• EXERCISE GOAL
In the records below, pick out all lines containing the word "save".

• DATASET
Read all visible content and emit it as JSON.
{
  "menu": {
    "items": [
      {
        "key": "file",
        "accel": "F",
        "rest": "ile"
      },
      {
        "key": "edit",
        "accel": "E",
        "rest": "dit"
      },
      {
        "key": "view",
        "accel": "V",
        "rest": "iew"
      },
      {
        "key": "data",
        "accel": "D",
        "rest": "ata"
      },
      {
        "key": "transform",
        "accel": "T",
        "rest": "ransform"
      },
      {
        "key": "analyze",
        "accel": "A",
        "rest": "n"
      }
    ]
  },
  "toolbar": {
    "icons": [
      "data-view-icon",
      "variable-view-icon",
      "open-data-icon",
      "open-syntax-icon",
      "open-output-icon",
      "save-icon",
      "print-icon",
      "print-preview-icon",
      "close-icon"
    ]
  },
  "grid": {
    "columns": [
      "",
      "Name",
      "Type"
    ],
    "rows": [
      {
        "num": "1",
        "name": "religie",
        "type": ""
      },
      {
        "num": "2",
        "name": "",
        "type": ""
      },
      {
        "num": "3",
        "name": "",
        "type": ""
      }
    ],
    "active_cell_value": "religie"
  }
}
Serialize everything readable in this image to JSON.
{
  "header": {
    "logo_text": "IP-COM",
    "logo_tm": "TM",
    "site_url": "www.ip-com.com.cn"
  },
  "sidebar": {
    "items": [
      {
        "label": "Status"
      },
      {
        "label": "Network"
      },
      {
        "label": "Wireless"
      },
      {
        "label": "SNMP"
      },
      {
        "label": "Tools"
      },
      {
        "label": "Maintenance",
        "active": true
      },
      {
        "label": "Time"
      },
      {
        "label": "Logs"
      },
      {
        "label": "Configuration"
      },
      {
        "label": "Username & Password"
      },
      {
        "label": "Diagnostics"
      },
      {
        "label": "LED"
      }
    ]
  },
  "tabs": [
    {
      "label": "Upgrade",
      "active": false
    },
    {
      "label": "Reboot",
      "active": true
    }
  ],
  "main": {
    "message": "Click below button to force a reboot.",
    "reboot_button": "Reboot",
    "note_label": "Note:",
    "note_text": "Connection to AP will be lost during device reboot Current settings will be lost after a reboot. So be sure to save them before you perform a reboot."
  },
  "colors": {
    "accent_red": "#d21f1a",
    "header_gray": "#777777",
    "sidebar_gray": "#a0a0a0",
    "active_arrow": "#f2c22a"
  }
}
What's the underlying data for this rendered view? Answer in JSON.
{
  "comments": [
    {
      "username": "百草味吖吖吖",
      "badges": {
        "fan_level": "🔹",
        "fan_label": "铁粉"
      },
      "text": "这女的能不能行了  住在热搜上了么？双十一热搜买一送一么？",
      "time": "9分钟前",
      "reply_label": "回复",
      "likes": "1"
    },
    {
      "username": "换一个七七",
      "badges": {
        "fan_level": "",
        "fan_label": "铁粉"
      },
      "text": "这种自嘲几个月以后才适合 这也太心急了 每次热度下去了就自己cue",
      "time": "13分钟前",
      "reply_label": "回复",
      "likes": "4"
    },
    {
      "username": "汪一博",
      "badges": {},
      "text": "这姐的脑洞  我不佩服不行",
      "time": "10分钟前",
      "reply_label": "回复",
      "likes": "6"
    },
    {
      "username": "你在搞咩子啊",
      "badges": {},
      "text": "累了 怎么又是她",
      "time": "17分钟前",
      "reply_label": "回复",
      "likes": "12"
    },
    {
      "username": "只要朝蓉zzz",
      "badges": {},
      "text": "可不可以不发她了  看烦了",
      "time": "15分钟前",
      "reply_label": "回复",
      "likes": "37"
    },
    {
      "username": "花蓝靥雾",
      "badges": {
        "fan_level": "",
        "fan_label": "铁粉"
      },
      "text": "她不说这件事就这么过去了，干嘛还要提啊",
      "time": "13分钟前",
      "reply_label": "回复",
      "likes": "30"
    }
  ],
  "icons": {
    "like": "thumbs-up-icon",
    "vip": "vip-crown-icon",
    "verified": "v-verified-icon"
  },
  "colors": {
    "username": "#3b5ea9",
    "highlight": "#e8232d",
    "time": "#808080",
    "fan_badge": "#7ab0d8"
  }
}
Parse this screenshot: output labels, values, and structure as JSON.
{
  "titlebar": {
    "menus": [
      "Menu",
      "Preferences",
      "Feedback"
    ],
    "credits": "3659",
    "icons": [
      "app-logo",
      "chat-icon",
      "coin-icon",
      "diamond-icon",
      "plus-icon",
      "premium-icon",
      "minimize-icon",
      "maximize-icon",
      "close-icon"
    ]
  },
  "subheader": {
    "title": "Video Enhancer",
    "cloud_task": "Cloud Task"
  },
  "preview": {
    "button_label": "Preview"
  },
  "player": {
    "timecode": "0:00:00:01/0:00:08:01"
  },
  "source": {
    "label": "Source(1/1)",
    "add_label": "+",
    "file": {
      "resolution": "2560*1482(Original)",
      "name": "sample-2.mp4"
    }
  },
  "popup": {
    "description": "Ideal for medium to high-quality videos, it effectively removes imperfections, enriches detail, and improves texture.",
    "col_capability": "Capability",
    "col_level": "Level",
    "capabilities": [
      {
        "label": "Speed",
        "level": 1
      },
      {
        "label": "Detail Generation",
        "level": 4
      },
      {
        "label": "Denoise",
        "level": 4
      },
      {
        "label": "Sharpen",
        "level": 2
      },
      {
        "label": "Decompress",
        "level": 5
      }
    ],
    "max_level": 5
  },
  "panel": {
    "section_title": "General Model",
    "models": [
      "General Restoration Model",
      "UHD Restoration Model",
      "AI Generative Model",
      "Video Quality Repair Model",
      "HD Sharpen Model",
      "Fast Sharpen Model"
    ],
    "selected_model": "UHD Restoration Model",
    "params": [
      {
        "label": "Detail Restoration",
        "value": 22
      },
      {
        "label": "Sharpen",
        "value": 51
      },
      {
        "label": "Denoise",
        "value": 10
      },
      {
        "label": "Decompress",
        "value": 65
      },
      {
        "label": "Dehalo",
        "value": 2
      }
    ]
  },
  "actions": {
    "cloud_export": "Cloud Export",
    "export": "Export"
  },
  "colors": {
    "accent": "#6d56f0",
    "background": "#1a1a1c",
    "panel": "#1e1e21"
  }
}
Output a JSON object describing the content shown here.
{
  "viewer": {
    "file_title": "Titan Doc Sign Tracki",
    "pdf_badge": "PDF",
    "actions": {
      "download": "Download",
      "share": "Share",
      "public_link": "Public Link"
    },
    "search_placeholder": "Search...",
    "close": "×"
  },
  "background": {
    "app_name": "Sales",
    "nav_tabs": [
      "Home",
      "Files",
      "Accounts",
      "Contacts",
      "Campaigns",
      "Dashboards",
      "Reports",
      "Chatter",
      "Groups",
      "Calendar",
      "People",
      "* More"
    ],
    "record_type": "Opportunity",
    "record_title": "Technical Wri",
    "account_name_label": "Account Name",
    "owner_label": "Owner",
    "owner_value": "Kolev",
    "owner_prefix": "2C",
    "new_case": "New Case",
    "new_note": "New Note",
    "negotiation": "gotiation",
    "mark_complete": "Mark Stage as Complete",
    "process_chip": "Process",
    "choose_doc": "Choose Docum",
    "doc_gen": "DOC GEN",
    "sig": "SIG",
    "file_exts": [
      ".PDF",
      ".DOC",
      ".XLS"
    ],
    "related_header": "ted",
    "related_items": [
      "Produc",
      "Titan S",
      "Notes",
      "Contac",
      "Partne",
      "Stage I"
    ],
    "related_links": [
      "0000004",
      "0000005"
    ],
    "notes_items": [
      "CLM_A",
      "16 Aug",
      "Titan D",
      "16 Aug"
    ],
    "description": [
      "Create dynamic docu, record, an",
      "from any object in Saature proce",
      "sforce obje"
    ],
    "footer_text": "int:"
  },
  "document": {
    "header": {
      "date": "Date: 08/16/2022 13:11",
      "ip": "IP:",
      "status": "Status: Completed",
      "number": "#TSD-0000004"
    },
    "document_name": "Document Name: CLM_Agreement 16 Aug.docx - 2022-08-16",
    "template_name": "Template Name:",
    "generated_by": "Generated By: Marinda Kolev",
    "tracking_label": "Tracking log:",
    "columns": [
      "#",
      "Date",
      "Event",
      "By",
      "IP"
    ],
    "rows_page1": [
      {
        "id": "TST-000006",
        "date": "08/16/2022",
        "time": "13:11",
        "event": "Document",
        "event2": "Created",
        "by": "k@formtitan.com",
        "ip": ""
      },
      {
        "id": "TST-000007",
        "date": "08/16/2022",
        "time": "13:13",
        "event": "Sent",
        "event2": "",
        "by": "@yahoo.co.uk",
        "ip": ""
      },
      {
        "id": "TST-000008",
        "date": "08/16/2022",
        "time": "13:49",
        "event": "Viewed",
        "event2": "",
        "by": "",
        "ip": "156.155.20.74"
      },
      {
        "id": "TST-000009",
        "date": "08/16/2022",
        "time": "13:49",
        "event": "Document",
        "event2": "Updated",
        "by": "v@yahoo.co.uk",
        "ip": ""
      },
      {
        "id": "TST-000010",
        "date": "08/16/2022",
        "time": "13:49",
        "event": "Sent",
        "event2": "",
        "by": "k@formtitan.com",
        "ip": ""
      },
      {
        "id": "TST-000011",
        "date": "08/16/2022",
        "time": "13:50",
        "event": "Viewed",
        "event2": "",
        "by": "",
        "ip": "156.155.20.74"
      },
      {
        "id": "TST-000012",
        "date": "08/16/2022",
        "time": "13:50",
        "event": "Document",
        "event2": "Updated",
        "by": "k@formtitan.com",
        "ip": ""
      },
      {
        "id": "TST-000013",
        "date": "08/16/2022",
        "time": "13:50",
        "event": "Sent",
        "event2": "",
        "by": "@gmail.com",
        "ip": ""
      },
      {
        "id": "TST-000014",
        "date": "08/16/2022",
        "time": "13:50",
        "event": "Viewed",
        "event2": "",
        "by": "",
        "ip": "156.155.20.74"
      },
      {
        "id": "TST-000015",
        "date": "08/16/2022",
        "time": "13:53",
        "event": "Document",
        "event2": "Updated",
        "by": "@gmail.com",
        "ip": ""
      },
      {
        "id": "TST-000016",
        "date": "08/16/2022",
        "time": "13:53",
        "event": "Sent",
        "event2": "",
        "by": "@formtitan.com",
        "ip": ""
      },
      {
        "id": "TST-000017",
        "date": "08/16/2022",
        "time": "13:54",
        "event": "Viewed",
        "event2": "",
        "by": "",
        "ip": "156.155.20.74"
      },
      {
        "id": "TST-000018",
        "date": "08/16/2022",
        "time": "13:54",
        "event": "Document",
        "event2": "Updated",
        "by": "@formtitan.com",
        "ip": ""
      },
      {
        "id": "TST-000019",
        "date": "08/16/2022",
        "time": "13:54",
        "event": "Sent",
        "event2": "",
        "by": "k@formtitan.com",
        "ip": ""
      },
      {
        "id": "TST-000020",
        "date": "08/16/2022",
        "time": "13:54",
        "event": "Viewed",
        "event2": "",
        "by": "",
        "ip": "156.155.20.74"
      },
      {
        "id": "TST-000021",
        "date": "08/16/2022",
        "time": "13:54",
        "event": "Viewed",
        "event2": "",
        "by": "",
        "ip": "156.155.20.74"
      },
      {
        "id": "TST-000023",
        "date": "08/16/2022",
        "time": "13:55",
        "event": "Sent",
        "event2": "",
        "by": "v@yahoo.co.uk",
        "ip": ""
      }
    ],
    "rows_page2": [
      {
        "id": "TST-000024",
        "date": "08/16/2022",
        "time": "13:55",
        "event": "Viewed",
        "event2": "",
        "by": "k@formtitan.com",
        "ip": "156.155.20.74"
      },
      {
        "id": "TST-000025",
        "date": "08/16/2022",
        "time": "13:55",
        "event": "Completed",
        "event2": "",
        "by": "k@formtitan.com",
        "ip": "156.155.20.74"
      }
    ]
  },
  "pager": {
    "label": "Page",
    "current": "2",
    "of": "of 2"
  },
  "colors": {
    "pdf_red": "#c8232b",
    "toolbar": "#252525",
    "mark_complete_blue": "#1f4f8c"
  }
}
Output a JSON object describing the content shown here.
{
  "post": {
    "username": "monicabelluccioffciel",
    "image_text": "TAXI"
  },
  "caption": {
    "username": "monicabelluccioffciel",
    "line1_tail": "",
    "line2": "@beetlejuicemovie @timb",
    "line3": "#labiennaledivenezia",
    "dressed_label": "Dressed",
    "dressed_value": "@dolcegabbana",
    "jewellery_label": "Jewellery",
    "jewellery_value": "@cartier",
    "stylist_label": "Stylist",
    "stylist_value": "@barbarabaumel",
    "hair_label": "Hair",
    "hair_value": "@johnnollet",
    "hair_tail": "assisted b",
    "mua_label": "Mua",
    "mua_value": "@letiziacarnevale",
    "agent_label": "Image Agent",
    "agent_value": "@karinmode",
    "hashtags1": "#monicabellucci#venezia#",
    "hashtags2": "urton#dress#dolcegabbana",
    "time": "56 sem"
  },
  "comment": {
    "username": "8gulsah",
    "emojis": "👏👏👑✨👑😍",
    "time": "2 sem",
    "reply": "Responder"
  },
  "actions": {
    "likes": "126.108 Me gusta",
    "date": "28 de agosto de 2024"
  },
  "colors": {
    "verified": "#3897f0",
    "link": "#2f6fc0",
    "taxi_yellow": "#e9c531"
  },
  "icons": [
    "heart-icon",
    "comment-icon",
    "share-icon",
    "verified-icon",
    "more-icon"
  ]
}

• ANSWER BOX
      "save-icon",
    "note_text": "Connection to AP will be lost during device reboot Current settings will be lost after a reboot. So be sure to save them before you perform a reboot."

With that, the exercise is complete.